* _TASK STATEMENT_
The lines below that include the word "JSON" are to be reported.

Data records for software interfaces

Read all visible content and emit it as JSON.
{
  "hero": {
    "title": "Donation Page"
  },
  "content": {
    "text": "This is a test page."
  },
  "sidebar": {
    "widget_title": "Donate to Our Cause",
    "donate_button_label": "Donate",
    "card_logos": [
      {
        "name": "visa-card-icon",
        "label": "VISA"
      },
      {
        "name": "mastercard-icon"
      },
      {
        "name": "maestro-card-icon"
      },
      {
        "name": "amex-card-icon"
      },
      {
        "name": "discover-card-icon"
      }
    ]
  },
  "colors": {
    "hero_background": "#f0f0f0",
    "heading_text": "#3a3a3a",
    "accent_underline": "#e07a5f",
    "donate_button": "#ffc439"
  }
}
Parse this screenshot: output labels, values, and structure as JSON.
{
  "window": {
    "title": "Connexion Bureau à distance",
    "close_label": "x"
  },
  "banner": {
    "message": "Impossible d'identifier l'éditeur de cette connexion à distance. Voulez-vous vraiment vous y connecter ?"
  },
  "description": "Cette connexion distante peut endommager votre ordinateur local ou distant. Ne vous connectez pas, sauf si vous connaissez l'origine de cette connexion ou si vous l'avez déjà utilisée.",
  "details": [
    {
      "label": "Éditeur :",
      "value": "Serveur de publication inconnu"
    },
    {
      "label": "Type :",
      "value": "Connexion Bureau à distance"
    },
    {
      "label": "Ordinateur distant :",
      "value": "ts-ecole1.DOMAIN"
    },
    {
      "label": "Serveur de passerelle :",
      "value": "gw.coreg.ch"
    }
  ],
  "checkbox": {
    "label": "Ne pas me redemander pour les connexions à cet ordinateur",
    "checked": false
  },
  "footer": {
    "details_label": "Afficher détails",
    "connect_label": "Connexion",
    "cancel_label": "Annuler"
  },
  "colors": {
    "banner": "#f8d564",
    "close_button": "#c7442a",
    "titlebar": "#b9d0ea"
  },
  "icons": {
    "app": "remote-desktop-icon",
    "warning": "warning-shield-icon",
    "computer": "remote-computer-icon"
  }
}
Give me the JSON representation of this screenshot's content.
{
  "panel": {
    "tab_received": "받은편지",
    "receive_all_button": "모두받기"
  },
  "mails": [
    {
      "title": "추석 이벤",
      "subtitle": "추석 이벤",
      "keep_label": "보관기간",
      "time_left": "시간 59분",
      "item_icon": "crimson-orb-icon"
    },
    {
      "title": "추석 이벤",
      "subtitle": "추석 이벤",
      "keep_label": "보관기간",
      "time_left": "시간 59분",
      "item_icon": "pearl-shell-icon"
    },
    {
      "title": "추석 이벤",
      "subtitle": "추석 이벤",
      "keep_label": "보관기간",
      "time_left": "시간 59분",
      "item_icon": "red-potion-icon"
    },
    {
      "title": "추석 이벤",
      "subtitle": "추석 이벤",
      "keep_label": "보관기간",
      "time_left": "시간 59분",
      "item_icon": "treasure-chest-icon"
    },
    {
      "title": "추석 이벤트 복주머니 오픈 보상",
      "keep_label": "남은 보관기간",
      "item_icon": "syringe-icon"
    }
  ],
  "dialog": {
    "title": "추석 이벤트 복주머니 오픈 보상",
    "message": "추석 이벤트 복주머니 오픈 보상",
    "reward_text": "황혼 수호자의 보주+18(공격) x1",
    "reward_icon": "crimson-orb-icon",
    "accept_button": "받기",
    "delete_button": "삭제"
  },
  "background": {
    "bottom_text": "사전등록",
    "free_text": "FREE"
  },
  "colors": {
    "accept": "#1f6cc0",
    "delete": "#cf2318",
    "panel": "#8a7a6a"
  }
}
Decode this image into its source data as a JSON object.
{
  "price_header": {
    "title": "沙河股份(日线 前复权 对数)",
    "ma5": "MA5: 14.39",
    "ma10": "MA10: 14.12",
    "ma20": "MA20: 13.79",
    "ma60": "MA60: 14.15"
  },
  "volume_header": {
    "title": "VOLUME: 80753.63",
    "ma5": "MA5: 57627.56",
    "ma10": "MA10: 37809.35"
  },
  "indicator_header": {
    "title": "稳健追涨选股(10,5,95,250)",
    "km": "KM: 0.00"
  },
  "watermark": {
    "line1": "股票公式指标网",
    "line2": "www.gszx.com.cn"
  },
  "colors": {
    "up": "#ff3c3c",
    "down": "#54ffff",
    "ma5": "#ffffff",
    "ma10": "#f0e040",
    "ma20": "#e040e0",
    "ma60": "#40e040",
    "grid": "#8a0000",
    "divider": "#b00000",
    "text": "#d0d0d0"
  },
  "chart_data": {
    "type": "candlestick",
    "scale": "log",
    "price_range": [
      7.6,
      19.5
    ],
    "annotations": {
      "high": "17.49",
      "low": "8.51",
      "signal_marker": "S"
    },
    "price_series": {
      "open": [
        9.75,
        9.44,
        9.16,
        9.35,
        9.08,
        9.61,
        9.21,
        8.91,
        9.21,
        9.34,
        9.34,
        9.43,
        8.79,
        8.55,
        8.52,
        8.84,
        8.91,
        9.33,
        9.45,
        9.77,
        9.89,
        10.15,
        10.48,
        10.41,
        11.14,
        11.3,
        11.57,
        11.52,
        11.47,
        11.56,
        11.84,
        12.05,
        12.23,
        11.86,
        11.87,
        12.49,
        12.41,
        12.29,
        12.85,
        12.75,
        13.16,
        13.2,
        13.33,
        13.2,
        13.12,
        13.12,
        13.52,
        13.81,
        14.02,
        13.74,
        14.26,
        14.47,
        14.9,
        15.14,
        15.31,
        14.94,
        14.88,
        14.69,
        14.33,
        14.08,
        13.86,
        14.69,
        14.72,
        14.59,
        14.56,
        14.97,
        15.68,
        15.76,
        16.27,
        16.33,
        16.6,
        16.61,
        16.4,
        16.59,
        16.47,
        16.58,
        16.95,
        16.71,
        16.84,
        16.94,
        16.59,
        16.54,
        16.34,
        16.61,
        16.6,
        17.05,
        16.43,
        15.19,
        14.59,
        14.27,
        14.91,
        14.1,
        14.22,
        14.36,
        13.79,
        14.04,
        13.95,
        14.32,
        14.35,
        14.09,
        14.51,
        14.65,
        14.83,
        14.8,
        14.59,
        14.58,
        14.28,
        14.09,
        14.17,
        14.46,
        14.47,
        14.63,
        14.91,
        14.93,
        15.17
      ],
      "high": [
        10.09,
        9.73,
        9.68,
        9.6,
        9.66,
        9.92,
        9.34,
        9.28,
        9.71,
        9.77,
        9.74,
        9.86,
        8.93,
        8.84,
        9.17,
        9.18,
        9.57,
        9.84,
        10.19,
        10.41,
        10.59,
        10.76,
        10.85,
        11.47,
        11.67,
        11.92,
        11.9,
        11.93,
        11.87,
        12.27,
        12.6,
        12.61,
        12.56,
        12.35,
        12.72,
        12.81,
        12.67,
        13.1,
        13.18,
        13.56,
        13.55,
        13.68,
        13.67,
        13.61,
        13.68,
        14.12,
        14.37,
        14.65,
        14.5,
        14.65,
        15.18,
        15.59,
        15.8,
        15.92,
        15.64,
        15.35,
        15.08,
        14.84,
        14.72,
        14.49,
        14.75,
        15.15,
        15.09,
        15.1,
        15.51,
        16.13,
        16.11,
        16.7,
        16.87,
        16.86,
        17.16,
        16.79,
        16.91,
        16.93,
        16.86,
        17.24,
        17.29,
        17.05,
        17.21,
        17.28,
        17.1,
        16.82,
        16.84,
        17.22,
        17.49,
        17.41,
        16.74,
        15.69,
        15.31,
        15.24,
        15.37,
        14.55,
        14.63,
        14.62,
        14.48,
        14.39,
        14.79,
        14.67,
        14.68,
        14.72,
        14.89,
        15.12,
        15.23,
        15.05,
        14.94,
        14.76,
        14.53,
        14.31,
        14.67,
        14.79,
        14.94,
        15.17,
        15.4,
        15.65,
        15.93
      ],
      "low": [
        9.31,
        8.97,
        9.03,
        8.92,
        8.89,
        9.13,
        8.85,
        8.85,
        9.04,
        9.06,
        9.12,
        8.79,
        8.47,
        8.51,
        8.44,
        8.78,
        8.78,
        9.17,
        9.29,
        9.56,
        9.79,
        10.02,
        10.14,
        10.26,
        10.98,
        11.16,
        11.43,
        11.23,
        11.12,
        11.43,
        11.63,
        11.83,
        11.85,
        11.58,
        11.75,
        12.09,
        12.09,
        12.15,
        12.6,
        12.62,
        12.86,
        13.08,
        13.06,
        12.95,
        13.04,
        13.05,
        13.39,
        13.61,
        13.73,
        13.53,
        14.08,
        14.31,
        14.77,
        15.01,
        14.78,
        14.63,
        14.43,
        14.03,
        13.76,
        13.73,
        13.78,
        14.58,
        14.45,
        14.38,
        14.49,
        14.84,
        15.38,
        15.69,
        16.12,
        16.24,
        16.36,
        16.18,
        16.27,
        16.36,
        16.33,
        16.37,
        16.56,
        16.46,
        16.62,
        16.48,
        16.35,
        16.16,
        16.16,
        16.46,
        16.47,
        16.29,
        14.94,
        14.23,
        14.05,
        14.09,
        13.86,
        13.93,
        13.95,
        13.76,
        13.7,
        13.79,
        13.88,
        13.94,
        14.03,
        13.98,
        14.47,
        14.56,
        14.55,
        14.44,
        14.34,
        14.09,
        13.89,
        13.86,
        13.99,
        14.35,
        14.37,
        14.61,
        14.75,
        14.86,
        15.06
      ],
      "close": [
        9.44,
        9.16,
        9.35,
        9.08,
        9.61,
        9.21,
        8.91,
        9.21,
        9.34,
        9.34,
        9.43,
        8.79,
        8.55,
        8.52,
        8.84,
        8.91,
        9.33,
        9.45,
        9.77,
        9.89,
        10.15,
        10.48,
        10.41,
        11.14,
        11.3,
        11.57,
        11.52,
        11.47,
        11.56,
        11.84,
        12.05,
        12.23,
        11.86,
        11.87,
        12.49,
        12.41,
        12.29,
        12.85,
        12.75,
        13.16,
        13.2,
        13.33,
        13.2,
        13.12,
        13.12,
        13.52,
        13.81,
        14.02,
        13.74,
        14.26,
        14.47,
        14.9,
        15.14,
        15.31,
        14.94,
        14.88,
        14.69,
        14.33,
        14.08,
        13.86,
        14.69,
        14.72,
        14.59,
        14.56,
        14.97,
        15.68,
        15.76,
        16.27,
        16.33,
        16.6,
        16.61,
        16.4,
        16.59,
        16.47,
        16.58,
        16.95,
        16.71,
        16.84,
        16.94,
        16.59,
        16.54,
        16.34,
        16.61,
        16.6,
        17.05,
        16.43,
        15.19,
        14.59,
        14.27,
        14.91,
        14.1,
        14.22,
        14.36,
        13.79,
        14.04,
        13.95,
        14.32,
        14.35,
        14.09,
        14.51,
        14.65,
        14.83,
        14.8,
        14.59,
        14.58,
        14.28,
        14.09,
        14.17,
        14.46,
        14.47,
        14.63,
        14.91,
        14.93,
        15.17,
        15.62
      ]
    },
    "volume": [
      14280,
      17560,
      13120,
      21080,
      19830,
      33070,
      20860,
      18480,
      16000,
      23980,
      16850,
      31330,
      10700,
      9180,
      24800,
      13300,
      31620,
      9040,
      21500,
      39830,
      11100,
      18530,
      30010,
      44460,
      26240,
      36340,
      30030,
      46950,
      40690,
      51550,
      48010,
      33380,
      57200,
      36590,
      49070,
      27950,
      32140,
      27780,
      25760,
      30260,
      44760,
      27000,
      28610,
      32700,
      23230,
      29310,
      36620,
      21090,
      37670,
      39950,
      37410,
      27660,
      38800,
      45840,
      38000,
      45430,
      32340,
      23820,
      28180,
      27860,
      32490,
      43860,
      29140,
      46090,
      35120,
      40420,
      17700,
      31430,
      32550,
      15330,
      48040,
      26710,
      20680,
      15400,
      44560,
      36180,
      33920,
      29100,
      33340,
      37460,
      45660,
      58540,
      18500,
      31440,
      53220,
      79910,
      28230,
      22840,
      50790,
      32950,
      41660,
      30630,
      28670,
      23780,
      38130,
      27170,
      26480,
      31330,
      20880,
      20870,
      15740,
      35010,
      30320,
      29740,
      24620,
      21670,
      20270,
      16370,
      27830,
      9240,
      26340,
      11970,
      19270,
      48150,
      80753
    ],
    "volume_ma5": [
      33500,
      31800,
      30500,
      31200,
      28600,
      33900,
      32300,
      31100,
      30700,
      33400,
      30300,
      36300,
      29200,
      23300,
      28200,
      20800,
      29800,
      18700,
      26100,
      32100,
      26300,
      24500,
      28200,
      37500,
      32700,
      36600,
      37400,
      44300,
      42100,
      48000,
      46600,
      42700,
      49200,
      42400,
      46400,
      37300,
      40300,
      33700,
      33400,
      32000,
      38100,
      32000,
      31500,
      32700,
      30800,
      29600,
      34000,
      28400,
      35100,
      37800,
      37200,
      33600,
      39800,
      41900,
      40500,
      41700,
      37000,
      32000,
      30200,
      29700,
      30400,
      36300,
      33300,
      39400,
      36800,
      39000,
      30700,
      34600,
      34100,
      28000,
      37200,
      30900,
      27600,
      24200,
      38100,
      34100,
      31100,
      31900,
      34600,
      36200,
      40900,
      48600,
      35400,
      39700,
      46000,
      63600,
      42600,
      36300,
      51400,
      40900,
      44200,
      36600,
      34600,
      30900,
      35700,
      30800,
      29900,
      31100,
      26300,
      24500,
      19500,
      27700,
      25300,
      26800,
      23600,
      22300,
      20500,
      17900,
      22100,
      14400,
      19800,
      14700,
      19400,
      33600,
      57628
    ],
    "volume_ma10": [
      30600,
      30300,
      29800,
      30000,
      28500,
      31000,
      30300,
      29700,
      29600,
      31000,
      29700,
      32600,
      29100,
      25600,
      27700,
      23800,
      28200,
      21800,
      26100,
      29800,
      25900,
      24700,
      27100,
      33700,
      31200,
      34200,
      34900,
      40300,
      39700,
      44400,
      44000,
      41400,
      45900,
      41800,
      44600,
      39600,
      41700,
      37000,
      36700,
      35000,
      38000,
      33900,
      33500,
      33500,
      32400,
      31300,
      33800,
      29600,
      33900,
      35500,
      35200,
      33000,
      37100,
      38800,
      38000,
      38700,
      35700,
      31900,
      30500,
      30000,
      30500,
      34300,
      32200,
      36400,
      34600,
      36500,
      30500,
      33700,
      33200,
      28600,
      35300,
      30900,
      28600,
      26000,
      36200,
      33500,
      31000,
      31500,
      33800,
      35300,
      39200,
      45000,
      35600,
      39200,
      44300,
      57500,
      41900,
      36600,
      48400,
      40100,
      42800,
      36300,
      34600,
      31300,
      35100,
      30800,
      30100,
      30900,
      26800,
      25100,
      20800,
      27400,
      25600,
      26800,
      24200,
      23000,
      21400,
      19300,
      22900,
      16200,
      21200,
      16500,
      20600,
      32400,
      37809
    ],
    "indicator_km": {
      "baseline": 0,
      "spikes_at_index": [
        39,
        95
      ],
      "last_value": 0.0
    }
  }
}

* _SOLUTION_
Read all visible content and emit it as JSON.
Parse this screenshot: output labels, values, and structure as JSON.
Give me the JSON representation of this screenshot's content.
Decode this image into its source data as a JSON object.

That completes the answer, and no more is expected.